(WHAT YOU HAVE TO DO) Whenever a line below holds the word "Nubes", count it once; report the total and nothing else.

|---|

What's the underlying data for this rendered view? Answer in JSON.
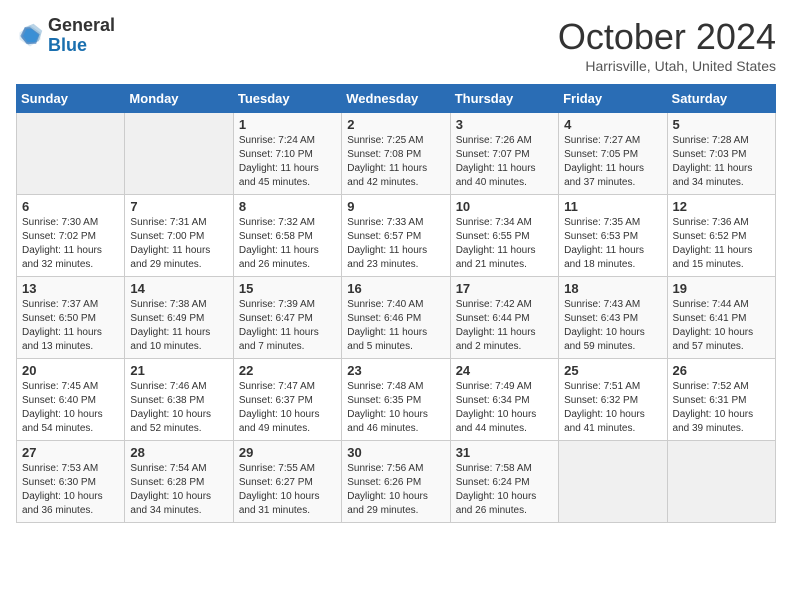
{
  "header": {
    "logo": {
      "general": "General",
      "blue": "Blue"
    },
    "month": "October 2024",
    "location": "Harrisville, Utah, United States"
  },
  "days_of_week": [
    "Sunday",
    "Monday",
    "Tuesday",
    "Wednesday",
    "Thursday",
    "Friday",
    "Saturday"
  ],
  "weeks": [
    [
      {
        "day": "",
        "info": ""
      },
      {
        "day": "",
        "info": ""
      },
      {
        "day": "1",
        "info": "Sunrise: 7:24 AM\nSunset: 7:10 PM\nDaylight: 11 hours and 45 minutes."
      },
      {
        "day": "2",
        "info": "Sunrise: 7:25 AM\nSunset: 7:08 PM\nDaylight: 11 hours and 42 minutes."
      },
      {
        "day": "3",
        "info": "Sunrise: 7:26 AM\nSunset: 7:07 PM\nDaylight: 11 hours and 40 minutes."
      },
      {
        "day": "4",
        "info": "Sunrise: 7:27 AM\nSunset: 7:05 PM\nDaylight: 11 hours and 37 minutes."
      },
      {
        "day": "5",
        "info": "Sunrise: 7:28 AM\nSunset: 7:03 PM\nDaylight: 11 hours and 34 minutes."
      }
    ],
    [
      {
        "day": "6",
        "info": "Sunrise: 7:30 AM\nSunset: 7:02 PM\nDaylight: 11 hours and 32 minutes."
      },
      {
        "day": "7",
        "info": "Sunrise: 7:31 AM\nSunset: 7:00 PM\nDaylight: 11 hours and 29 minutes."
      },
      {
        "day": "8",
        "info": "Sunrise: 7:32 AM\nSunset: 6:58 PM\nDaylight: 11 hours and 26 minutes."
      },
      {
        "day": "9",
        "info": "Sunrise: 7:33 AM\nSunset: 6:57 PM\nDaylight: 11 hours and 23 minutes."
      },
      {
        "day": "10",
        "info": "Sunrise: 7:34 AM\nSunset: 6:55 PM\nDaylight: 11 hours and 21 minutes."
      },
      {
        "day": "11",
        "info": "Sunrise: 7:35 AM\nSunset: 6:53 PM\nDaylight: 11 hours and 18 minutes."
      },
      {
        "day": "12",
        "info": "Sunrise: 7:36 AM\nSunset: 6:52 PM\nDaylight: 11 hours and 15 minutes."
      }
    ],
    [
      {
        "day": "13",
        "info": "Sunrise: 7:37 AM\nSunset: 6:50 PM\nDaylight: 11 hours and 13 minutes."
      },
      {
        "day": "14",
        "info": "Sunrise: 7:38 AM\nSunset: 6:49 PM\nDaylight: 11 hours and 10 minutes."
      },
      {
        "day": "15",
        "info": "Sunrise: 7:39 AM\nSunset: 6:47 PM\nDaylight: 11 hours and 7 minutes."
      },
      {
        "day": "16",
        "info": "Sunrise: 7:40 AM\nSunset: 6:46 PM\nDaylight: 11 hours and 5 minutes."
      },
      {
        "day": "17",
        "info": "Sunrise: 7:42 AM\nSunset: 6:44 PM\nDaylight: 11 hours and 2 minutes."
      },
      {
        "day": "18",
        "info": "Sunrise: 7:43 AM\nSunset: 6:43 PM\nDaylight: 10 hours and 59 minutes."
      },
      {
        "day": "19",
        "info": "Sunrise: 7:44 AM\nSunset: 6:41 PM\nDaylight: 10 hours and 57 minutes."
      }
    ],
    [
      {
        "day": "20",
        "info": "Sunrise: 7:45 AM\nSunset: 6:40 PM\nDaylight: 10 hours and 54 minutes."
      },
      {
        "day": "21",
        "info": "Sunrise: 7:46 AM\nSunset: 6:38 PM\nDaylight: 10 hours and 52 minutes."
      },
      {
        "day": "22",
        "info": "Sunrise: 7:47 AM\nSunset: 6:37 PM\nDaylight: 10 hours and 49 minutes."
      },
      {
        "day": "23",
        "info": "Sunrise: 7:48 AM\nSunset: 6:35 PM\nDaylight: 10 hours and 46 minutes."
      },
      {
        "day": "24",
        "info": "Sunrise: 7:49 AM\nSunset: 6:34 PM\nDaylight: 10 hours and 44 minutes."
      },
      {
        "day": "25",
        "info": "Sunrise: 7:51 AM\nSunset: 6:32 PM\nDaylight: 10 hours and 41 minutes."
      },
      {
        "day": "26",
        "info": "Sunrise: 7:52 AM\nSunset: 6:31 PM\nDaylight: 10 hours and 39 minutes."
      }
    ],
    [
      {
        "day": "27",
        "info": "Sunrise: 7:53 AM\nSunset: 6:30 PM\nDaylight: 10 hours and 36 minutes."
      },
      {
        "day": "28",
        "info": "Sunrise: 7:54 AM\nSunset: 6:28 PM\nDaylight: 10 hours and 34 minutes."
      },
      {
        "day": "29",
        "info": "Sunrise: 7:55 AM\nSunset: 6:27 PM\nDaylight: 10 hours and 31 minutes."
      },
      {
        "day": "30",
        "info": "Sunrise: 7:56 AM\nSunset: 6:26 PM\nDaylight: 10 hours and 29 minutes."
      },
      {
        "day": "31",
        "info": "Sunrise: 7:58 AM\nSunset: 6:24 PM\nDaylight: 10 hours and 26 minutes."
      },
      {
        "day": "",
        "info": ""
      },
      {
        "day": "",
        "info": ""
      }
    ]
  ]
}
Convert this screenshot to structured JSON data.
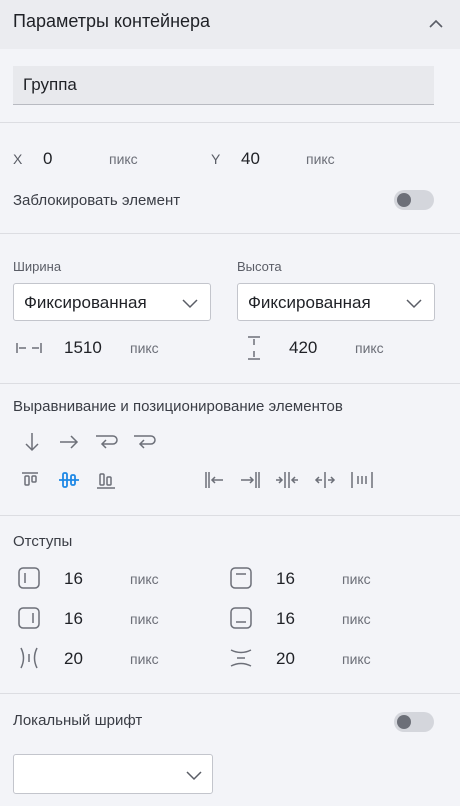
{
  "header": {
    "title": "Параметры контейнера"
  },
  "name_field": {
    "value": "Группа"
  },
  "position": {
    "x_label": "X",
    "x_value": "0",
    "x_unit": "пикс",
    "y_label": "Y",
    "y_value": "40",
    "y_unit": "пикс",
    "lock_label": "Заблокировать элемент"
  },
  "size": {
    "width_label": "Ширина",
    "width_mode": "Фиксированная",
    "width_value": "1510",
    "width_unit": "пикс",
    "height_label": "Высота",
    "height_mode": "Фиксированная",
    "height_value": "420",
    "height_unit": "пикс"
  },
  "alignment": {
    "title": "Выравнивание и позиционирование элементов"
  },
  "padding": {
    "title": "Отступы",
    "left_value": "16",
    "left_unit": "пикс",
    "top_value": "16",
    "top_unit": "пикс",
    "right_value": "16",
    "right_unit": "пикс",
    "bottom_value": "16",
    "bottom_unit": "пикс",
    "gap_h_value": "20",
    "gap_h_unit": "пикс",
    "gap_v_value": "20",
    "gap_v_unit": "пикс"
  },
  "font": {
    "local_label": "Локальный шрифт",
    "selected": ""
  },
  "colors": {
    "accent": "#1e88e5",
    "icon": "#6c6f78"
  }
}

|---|

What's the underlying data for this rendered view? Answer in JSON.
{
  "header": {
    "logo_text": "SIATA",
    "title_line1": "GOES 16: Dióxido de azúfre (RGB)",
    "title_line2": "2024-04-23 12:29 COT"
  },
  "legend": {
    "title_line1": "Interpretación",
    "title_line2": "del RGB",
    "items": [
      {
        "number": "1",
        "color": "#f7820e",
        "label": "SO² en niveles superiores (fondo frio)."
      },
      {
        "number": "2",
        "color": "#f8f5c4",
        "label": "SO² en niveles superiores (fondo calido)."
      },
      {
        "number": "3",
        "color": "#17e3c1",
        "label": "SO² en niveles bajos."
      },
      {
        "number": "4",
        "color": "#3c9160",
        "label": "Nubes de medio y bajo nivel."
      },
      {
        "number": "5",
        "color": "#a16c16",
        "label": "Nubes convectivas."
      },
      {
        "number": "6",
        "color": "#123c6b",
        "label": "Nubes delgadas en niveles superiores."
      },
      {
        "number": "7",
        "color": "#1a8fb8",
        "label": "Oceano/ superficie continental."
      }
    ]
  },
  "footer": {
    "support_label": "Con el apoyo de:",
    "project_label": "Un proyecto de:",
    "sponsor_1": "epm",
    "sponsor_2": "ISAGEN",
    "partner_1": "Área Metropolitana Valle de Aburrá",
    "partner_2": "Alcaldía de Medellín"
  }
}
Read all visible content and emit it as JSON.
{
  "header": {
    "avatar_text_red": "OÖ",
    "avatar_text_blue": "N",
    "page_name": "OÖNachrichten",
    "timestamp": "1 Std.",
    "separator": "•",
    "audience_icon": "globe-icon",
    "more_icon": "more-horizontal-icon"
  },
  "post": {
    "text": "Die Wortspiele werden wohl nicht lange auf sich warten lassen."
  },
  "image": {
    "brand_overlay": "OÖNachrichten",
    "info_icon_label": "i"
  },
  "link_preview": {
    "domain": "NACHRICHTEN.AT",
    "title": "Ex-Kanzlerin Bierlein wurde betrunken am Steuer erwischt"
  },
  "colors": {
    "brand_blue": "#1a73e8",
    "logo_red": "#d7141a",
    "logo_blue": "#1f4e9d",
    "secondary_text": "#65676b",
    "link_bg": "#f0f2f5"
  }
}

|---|

(REPLY TO THE TASK) 3